Items from an interface collection
· · · · · · ·

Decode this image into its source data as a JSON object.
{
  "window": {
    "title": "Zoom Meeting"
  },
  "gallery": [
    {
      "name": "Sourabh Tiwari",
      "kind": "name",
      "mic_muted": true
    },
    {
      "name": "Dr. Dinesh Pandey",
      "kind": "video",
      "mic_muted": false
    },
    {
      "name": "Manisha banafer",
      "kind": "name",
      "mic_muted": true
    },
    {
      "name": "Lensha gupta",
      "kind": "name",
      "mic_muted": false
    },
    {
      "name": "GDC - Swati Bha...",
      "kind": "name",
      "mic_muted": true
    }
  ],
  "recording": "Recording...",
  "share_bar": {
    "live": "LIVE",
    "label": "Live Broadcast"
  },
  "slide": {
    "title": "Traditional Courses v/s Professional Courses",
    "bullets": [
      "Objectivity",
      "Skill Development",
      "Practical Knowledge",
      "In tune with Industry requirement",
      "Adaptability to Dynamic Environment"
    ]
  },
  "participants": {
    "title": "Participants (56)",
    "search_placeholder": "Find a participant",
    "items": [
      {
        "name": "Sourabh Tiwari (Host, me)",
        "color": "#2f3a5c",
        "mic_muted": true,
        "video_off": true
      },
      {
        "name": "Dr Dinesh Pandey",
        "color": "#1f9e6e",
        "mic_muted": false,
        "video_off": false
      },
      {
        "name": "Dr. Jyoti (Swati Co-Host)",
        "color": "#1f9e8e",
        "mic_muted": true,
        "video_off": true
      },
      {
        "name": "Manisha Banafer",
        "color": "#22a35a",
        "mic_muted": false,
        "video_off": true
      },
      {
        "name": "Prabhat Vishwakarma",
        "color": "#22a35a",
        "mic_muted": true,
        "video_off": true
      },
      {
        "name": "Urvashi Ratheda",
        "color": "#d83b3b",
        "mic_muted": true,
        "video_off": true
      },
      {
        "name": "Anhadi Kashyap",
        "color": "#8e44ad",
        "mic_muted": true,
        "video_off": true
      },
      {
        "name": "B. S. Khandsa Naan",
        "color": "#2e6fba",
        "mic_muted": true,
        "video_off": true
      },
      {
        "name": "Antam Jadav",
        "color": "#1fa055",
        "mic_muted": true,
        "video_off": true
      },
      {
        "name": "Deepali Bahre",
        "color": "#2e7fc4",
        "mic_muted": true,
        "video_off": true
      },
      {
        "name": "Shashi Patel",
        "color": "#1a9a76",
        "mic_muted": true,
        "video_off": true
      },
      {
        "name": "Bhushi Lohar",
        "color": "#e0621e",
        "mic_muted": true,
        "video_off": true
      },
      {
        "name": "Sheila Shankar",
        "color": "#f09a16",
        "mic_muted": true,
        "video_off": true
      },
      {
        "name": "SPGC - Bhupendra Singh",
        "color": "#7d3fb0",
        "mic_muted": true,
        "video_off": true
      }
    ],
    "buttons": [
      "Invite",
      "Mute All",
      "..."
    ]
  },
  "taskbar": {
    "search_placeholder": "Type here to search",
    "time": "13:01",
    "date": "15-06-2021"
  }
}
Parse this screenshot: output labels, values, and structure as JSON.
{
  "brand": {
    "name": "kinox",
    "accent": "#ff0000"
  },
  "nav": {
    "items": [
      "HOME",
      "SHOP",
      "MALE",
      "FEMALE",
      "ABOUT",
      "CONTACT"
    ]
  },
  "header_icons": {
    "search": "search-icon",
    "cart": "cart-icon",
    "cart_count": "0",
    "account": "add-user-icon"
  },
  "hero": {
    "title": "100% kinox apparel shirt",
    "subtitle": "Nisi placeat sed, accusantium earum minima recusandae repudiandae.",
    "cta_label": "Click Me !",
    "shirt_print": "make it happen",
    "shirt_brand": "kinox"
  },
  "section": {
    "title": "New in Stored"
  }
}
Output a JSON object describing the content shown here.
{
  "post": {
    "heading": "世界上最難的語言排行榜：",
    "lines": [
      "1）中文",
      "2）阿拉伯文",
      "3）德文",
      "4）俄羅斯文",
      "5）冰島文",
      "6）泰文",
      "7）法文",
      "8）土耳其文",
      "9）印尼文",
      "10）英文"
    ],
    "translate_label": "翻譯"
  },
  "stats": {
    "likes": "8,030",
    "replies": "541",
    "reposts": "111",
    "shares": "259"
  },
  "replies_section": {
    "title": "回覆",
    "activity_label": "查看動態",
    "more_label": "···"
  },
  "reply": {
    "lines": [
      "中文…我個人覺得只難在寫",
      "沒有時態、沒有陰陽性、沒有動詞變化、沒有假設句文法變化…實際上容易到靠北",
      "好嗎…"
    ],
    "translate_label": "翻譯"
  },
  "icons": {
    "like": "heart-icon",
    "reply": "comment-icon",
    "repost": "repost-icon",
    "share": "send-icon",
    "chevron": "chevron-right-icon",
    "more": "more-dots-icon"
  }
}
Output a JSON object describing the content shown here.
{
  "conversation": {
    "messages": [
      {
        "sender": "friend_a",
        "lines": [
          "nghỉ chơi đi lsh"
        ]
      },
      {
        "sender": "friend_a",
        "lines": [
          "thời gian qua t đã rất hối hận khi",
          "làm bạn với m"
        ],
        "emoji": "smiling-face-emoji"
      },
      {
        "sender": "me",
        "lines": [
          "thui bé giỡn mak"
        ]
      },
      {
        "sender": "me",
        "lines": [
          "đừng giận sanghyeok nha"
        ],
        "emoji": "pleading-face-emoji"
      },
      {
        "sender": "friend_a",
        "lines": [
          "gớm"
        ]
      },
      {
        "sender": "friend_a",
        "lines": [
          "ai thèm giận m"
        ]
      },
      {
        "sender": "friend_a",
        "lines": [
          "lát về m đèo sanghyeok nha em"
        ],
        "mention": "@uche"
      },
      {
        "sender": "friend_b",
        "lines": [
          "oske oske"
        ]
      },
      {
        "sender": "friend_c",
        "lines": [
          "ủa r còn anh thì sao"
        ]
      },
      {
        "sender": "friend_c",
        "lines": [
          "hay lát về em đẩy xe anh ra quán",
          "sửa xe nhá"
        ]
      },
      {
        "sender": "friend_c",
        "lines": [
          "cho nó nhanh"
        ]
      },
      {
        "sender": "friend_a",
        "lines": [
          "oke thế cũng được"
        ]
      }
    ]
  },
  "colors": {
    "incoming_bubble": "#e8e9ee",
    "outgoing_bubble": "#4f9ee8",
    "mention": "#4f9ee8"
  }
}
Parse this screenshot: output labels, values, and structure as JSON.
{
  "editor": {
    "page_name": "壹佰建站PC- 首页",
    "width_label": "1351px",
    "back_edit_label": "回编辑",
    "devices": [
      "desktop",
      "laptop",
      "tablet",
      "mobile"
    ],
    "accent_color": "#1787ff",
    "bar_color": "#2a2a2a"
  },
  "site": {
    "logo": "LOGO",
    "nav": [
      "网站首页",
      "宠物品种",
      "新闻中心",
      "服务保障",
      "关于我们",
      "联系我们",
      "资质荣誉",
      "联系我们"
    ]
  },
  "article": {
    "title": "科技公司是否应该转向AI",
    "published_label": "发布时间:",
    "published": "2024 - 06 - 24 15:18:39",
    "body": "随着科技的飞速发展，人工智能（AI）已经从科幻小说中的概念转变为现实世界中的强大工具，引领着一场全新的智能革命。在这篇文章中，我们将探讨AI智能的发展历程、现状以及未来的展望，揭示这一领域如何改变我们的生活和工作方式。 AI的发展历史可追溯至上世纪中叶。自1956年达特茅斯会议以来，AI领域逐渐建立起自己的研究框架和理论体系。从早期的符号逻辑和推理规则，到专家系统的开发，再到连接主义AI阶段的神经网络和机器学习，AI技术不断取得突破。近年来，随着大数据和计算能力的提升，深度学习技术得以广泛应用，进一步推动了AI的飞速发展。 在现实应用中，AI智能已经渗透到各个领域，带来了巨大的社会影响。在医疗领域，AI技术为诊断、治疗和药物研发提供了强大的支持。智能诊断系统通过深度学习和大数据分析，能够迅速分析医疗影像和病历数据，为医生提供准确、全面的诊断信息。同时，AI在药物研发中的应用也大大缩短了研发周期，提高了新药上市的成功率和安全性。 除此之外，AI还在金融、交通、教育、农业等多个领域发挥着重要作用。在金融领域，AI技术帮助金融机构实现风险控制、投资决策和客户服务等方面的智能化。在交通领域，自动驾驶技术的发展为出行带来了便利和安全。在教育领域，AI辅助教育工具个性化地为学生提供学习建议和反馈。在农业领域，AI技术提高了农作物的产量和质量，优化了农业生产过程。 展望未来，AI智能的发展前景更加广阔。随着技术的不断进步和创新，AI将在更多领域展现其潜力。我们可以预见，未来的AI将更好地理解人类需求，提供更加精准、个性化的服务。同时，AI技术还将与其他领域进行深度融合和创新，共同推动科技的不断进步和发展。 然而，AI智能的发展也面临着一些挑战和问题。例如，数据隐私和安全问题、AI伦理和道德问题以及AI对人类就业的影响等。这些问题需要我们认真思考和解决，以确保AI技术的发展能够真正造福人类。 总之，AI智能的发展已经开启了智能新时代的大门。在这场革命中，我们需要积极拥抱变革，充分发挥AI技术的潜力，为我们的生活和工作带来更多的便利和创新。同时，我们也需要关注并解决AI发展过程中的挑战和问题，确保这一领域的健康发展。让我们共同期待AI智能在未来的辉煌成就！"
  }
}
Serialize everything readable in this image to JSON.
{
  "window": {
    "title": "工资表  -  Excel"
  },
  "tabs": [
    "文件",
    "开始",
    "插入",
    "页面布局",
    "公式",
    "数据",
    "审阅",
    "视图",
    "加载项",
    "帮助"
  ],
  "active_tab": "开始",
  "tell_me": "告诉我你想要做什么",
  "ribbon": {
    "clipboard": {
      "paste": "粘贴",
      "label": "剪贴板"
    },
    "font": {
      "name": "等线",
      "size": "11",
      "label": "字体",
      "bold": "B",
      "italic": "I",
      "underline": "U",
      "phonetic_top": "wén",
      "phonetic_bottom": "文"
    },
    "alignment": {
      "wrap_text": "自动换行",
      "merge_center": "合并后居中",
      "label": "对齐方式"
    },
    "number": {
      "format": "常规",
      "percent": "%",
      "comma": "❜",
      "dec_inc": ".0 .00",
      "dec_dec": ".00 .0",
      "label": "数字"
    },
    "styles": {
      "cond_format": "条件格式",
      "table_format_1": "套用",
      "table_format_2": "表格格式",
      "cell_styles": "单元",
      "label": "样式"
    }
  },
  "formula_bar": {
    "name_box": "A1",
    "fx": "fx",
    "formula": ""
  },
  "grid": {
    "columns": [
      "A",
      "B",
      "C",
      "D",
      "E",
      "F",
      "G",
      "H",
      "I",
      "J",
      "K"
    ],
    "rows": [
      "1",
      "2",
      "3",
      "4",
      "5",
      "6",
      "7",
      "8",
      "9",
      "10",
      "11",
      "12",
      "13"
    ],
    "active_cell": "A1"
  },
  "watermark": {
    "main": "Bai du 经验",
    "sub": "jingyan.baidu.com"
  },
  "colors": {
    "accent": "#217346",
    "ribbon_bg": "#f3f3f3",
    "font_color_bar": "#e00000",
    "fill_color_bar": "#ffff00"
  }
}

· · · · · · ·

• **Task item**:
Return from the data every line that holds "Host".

• **Output of the exercise**:
        "name": "Sourabh Tiwari (Host, me)",
        "name": "Dr. Jyoti (Swati Co-Host)",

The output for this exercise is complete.